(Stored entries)
※

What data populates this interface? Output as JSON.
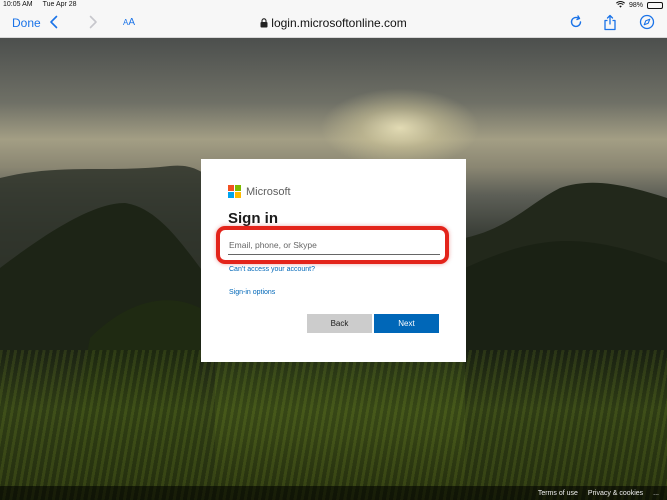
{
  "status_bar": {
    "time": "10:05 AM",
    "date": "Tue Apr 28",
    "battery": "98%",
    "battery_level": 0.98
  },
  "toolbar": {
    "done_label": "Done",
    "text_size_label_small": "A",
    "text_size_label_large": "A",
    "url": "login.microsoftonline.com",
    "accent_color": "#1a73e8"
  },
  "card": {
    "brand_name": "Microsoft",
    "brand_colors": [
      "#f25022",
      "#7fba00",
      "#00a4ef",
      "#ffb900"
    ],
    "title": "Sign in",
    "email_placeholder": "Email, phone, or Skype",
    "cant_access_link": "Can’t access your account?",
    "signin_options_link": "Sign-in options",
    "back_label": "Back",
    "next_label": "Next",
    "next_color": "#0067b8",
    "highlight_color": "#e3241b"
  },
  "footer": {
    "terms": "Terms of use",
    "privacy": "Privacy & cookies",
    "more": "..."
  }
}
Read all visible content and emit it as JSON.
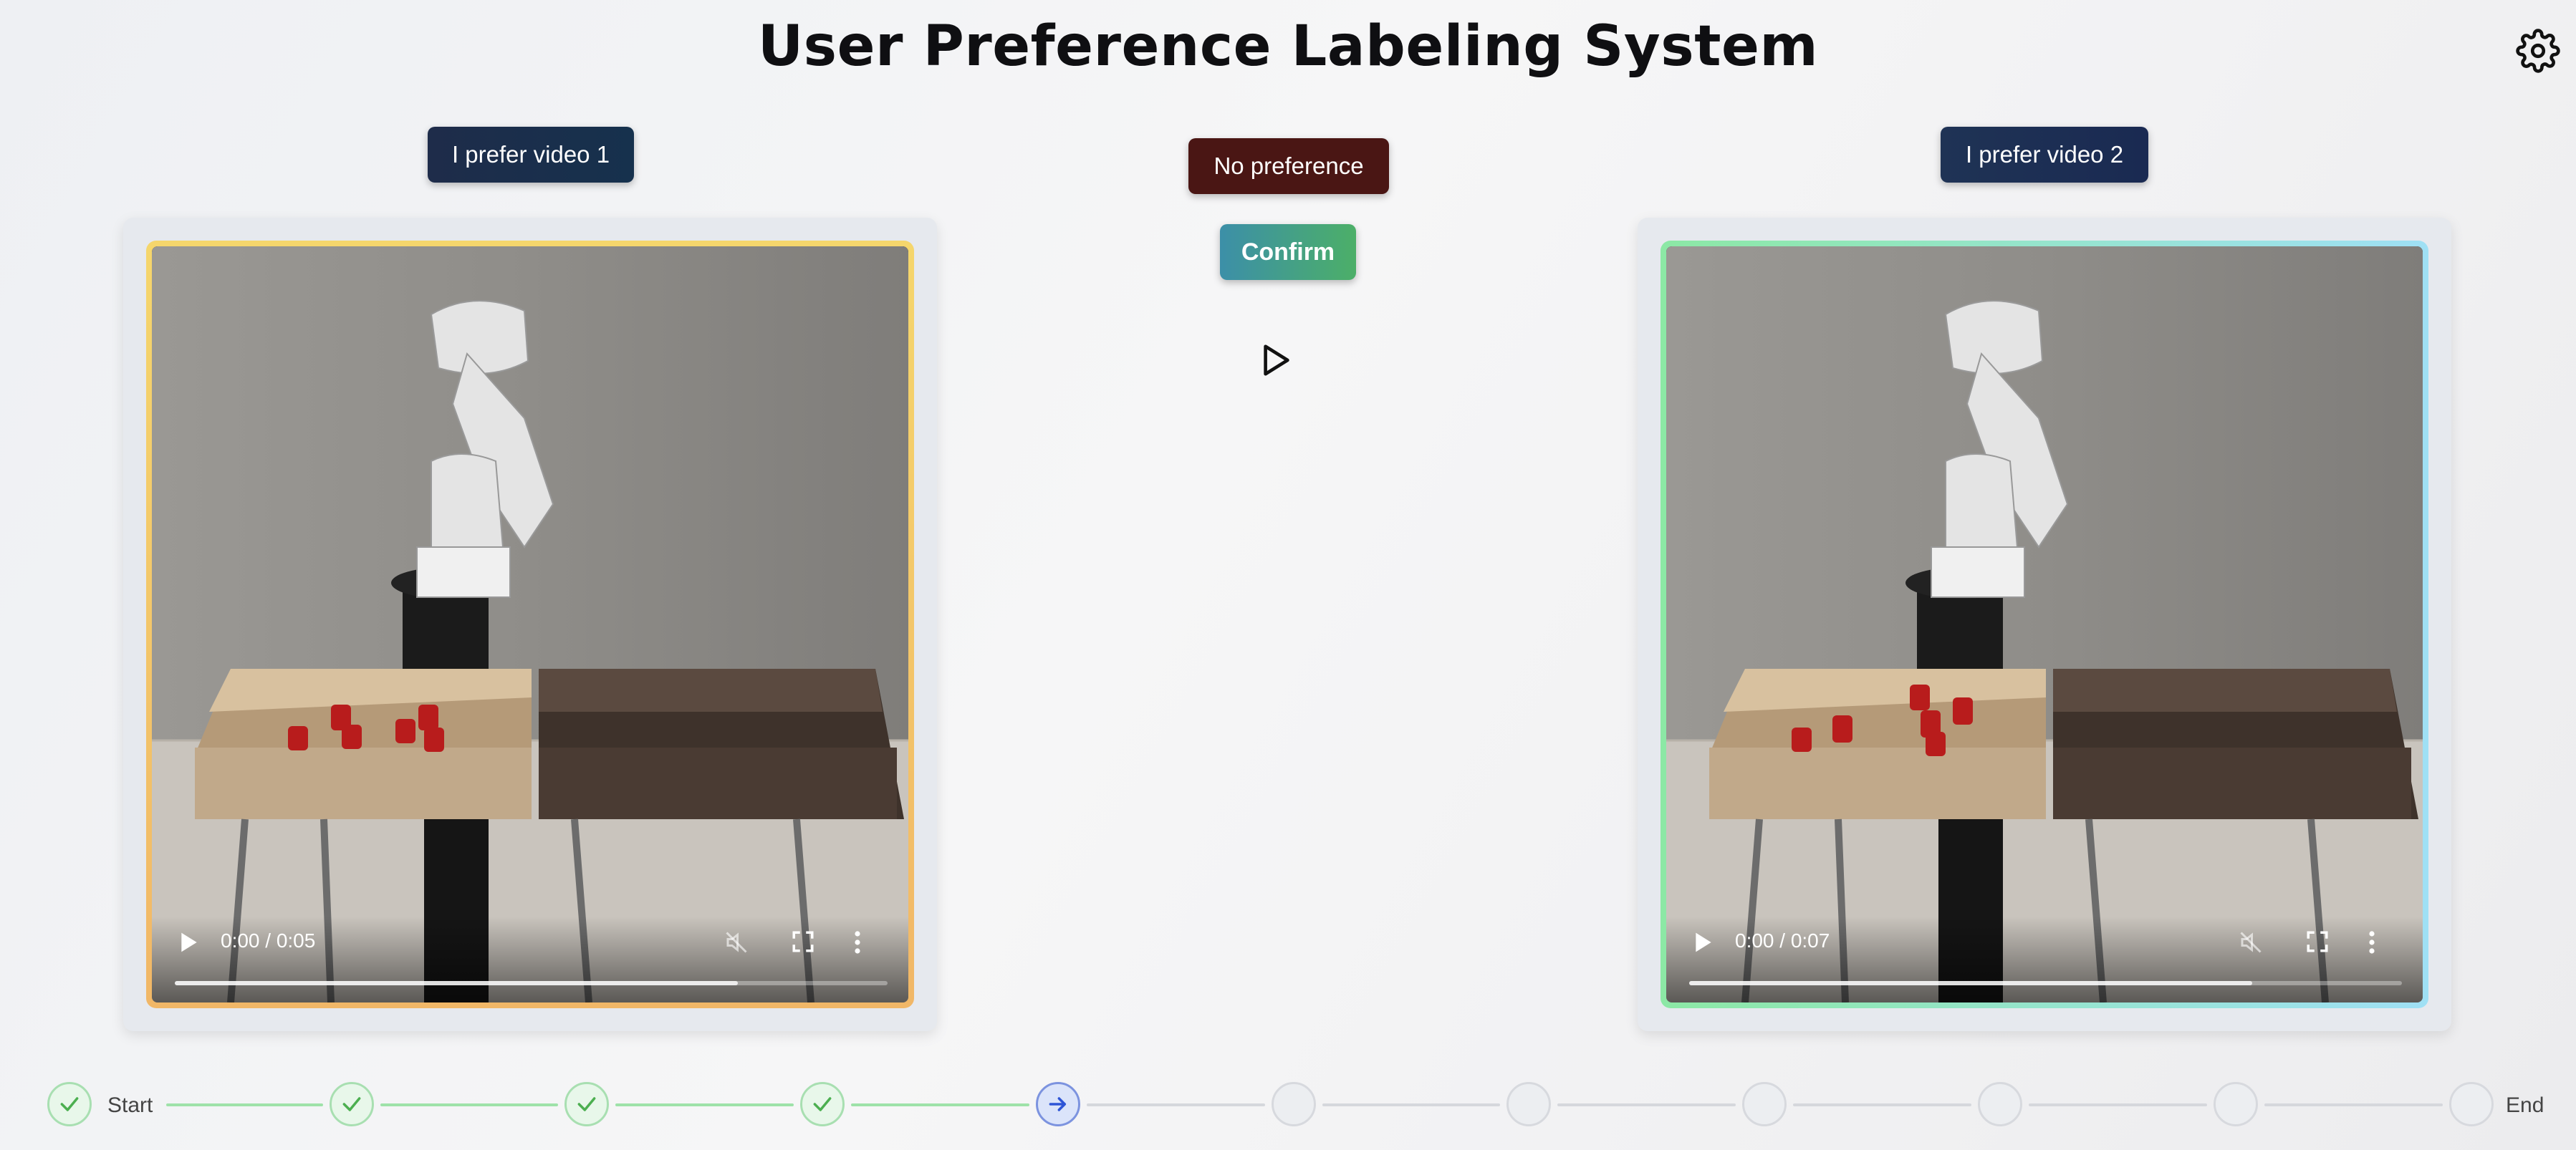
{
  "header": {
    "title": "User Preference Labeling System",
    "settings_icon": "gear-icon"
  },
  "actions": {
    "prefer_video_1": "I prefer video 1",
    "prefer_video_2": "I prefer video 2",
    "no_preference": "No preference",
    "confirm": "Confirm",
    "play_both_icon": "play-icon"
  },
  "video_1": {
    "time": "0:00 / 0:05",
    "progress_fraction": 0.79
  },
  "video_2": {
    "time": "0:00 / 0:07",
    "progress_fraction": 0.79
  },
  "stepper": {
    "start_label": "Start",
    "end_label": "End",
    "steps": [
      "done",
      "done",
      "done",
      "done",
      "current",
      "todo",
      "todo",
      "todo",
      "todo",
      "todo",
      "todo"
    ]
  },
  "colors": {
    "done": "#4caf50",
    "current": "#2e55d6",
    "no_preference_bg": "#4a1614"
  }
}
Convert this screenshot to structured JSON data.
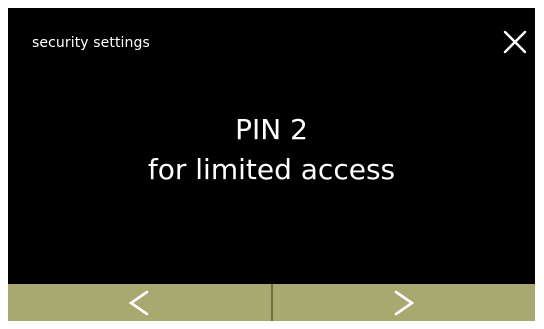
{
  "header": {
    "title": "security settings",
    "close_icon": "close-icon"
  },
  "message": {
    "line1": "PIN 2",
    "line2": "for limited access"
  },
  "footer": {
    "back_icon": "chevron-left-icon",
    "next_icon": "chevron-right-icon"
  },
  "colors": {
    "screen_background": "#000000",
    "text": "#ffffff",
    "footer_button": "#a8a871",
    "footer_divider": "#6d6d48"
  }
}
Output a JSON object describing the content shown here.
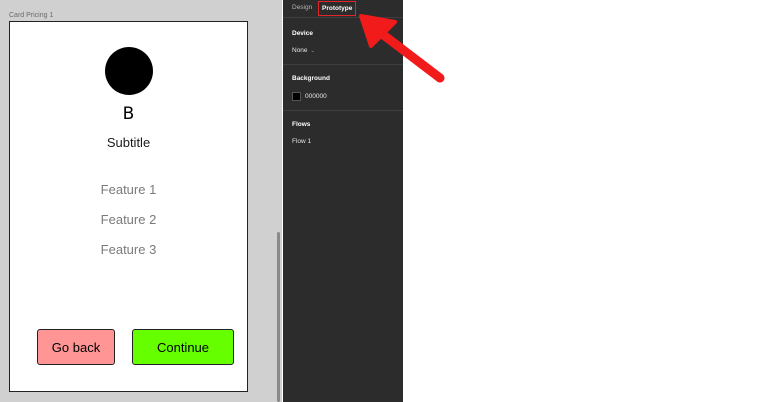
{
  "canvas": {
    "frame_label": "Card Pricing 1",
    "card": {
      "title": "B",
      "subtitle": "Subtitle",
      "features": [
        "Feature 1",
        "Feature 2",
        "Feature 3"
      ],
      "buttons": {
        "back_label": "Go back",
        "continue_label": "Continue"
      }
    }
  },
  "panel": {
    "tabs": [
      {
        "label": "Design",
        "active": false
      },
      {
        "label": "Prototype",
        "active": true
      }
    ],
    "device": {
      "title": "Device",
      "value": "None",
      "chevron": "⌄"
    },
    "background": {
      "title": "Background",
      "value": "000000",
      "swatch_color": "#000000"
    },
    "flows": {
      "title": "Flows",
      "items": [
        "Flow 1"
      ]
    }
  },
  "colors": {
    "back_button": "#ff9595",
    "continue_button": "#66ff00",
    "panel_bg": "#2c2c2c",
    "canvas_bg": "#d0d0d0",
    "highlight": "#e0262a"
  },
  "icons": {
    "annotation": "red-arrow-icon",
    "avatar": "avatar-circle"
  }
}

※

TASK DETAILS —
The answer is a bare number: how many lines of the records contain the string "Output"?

WRITTEN SOLUTION —
2